Do Garden Hoses Need to be Filtered?
Studies have shown over 2,000 chemicals are found in municipal U.S. water supplies. Most of these are benign, although a few do have some health implications and can even affect plants. This raises the question, “do garden hoses need to be filtered?” That depends on the use you have for the water and what your city puts into the supply.
In some regions, chemicals, like chlorine, are added to the local water. There can be other chemicals that result from fertilizer run-off, factory waste, and even treatment plant contamination. Adding chlorine laced water to compost piles has been shown to kill beneficial microorganisms.
Additionally, the water from the hose has to travel through rusty or contaminated pipes, which can carry toxins.
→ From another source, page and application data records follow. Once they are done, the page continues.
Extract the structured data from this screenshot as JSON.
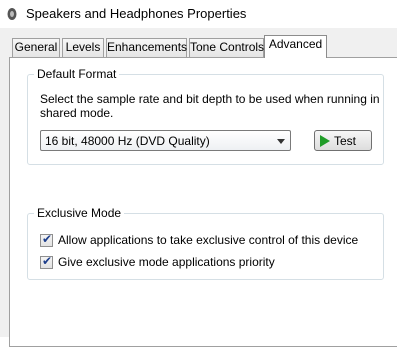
{
  "window": {
    "title": "Speakers and Headphones Properties",
    "icon": "speaker-icon"
  },
  "tabs": [
    {
      "label": "General"
    },
    {
      "label": "Levels"
    },
    {
      "label": "Enhancements"
    },
    {
      "label": "Tone Controls"
    },
    {
      "label": "Advanced",
      "selected": true
    }
  ],
  "default_format": {
    "legend": "Default Format",
    "description": "Select the sample rate and bit depth to be used when running in shared mode.",
    "selected_format": "16 bit, 48000 Hz (DVD Quality)",
    "test_button_label": "Test",
    "test_icon": "play-icon"
  },
  "exclusive_mode": {
    "legend": "Exclusive Mode",
    "options": [
      {
        "label": "Allow applications to take exclusive control of this device",
        "checked": true
      },
      {
        "label": "Give exclusive mode applications priority",
        "checked": true
      }
    ]
  },
  "colors": {
    "play_icon": "#1f9c27",
    "dialog_background": "#f0f0f0",
    "groupbox_border": "#d5dfe5"
  }
}
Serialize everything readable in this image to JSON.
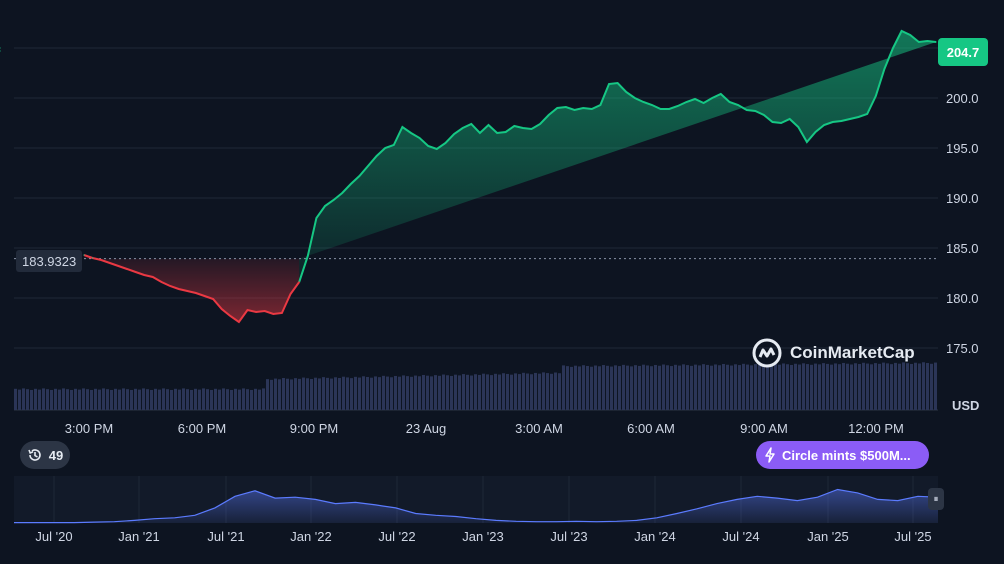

The hose itself is likely made from a plastic that could contain BPAs, which are released when the hose gets warm in the sun.
The decision to install garden hose filtration is a personal one; however, do your own research to decide if exposure for your family and plants is worth the risk.
How to Purify Garden Hose Water
Some gardeners think that letting the water run for a few minutes or letting it off gas in containers is a sufficient way of purifying garden hose water. This will definitely help but does not remove heavy metals or certain other compounds.
Filtering hose water can remove up to half of the potentially damaging chemicals, is easy, and economical. Garden hose filtration systems are widely available and come with several features. Most only remove chlorine, but there are a few that do a better job at removing the more complex threats.
Garden Hose Filter Types
A quick browse on your favorite search engine will reveal numerous filters. Some of the easiest filters for purifying garden hose water are self-contained and simply screw onto the end of the hose. Some have a poly screen that must be changed, while others use granular activated charcoal.
Systems with carbon block filters have the ability to do more. They reduce chlorine and chloramine, reduce the presence of pesticides, heavy metals, and herbicides. Units with ion exchange technology can do even more. These claim to remove algae, bacteria, mold spores, lime scale, and many chemicals.
Using a hose that is not made of plastic and adding a filter can improve garden hose water taste and make it safer for use.